She was reportedly on the way to visit her grandmother.
A 3-year-old girl miraculously survived a plane crash in far eastern Russia on Wednesday. The devastating crash killed all six of the other people on board.
According to the Associated Press, the L-410 twin-engine turboprop plane, which was owned by the regional carrier Khabarovsk Airlines, crashed as it attempted to land at the small airport near the village of Nelkan. The flight was reportedly on its regular path from Khabarovsk to Nelkan.
Vyacheslav Shport, the region’s governor, told reporters that the child was flying with pilot Igor Shumakov, 42, and co-pilot Alexander Zuev, along with passengers Anna and Olga Laponnikov, Svetlana Pakhomova, and Denis Amosov.
The child was reportedly onboard the plane heading to visit her grandmother, and her parents were not on the flight.
The child, who the Daily Mail identified as Zhasmina Leontyeva, was conscious when rescuers arrived. She reportedly suffered from a concussion and a fractured ankle.
“I almost turned grey before finding out my daughter is alive,” the girl’s mother, Marya Leontyeva, told the Daily Mail. "I am so sorry for the other passengers,'" she said. "How appalling this is."
Marina Kravchenko, a spokeswoman for Khabarovsk airport, told the Daily Mail, “The pilot flew after a delay due to bad weather at the arrival airport.”
An investigation has now been launched into what caused the crash, however, the Associated Press reported that investigators are already looking at several potential causes including weather, crew error, or technical malfunctions.
While this child was extraordinarily lucky, there are things you can do to improve your chances of survival in a plane crash.
First, it’s key to remember it’s extremely unlikely you’ll ever be in a plane crash (there is only one per every 1.2 million flights). But if you are worried about a crash, you may be safest sitting in a middle seat, according to a TIME analysis.
And when you board your plane, be sure to identify how many rows back the emergency exit is from your seat, and keep your seatbelt fastened whenever you're sitting.
Cheryl Schwartz, a retired flight attendant for United Airlines, also recommends you choose a seat towards the back of the plane.

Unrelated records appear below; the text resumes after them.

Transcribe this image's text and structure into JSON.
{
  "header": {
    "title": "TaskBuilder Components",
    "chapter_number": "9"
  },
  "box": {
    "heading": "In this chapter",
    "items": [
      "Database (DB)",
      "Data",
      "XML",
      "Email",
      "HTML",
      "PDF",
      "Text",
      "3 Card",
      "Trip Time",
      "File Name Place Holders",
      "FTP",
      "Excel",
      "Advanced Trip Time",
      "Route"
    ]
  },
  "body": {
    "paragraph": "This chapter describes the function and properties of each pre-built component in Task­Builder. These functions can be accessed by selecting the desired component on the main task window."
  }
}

Finally, Schwartz noted if you are in a plane crash do not, under any circumstances, attempt to take your bags with you in an emergency evacuation.
“We have 90 seconds to evacuate 600 passengers or 30 passengers,” she said. “We have trained and know how to do it, and your carry-on doesn’t fit into the mix.”